In a devastating act of violence, militants launched a brutal attack on a school in western Uganda, resulting in the death of at least 41 people, predominantly students. Families are mourning the loss of their loved ones, while others desperately search for missing family members in the aftermath of this tragic event, which marks the worst attack of its kind in Uganda since 2010.
President Yoweri Museveni, in his first official statement since the attack, expressed determination to eliminate the militants responsible for the atrocity.
The late-night raid on Lhubiriha Secondary School in Mpondwe, situated less than two kilometers from the border with the Democratic Republic of Congo, saw victims subjected to horrific acts of hacking, shooting, and burning.
The global community has been shocked by this incident, with Pope Francis offering prayers for the young student victims of the brutal attack.
Uganda has condemned the Allied Democratic Forces (ADF), a militia based in the DR Congo, for their role in the attack and is actively pursuing the attackers who fled toward the border, taking six individuals as abductees.
Eriphaz Muhindi, chairman of Kasese district, reported that “fifteen others from the community, including five girls, are still missing. The search continues along the long and forested border shared by Kasese and the DR Congo.”
Families anxiously awaited news outside a mortuary in nearby Bwera, enduring the cold night in hopes of identifying their loved ones.
Heartbreaking scenes unfolded as those able to recognize their family members embraced them and wept, taking their bodies away in coffins.
Roti Masereka, a farmer, recounted the horrific scene inside the hospital, describing bodies of boys and girls, some bearing machete wounds and others with head injuries from hammer blows.

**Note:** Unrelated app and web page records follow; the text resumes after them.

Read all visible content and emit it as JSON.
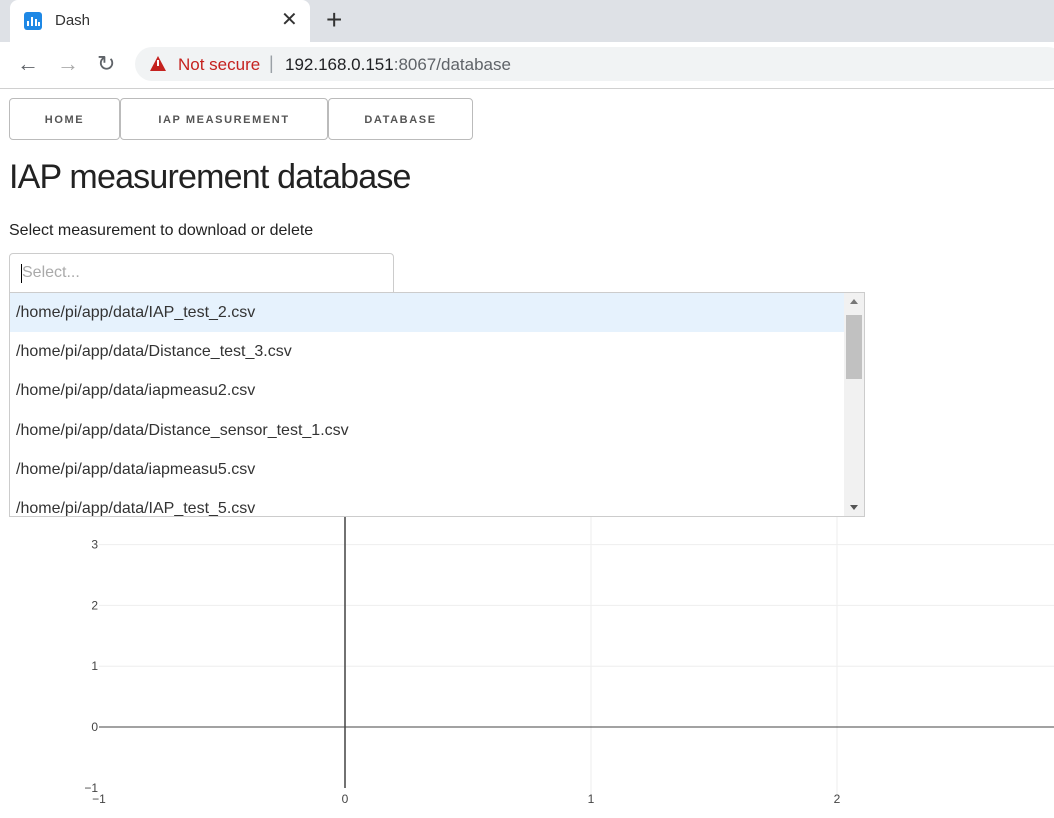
{
  "browser": {
    "tab_title": "Dash",
    "close_glyph": "✕",
    "newtab_glyph": "+",
    "back_glyph": "←",
    "forward_glyph": "→",
    "reload_glyph": "↻",
    "not_secure": "Not secure",
    "url_host": "192.168.0.151",
    "url_path": ":8067/database"
  },
  "nav": {
    "home": "HOME",
    "iap": "IAP MEASUREMENT",
    "database": "DATABASE"
  },
  "page": {
    "title": "IAP measurement database",
    "select_label": "Select measurement to download or delete",
    "placeholder": "Select..."
  },
  "dropdown_options": [
    "/home/pi/app/data/IAP_test_2.csv",
    "/home/pi/app/data/Distance_test_3.csv",
    "/home/pi/app/data/iapmeasu2.csv",
    "/home/pi/app/data/Distance_sensor_test_1.csv",
    "/home/pi/app/data/iapmeasu5.csv",
    "/home/pi/app/data/IAP_test_5.csv"
  ],
  "graph": {
    "x_ticks": [
      "−1",
      "0",
      "1",
      "2"
    ],
    "y_ticks": [
      "3",
      "2",
      "1",
      "0",
      "−1"
    ],
    "xlim": [
      -1,
      3
    ],
    "ylim": [
      -1,
      3.3
    ]
  },
  "colors": {
    "accent": "#1e88e5",
    "warning": "#c5221f",
    "hover": "#e6f2fd"
  }
}
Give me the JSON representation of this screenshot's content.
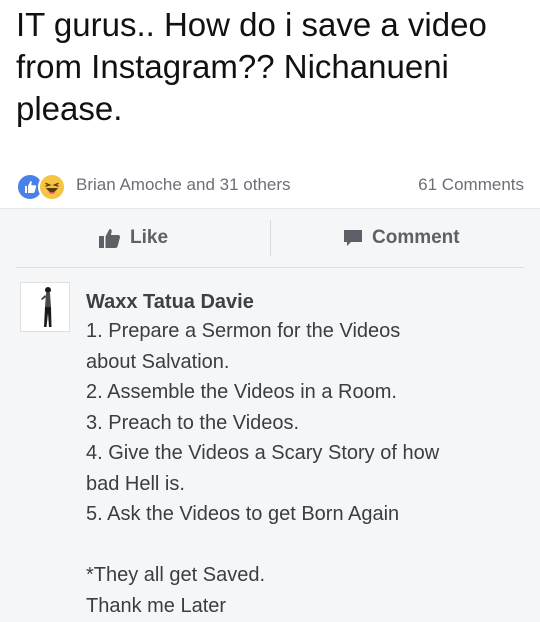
{
  "post": {
    "text": "IT gurus.. How do i save a video from Instagram?? Nichanueni please."
  },
  "reactions": {
    "names": "Brian Amoche and 31 others",
    "comments_count": "61 Comments",
    "icons": [
      "like-icon",
      "haha-icon"
    ],
    "like_color": "#4a80e8",
    "haha_color": "#f5c443"
  },
  "actions": {
    "like_label": "Like",
    "comment_label": "Comment",
    "icons": [
      "thumbs-up-icon",
      "speech-bubble-icon"
    ]
  },
  "comment": {
    "author": "Waxx Tatua Davie",
    "lines": [
      "1. Prepare a Sermon for the Videos",
      "about Salvation.",
      "2. Assemble the Videos in a Room.",
      "3. Preach to the Videos.",
      "4. Give the Videos a Scary Story of how",
      "bad Hell is.",
      "5. Ask the Videos to get Born Again",
      "",
      "*They all get Saved.",
      "Thank me Later"
    ]
  }
}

He, too, mourned the loss of his brother and 17-year-old son, while desperately searching for his missing 15-year-old child.
The Ugandan government has pledged support for funeral arrangements and assistance to the injured. Unfortunately, the intense fire set by the attackers resulted in seventeen victims being burned beyond recognition, complicating the identification process.
These victims have been taken for DNA testing, a procedure that may take some time, causing immense pain for their families.
According to officials, the attackers wore military camouflage as they ruthlessly carried out their assault. They fired through windows and doors, throwing a bomb into the dormitory, which ignited a fire.
Elias Kule, an 18-year-old survivor, described the harrowing experience of hiding until he could escape once the attackers left. Tragically, four non-students, including the security guard Kirurihandi, also lost their lives.
The African Union, France, and the United States, a close ally of Uganda, have expressed their condolences and condemned the bloodshed.
UN Secretary-General Antonio Guterres called for the perpetrators of this appalling act to be brought to justice.
Serious questions have arisen about the ability of the attackers to evade detection in a heavily guarded border region.
Major General Dick Olum disclosed that intelligence indicated the presence of the ADF in the area at least two days before the attack, prompting the need for an investigation to determine what went wrong.
Uganda and the DR Congo had initiated a joint offensive in 2021 to drive the ADF out of their Congolese strongholds, but unfortunately, the measures have not been successful in curbing the group’s violence.
Originating as insurgents in Uganda, the ADF established a foothold in eastern DRC in the 1990s and have been accused of perpetrating numerous acts of violence against civilians.
The ADF is claimed by the Islamic State group as its Central African affiliate.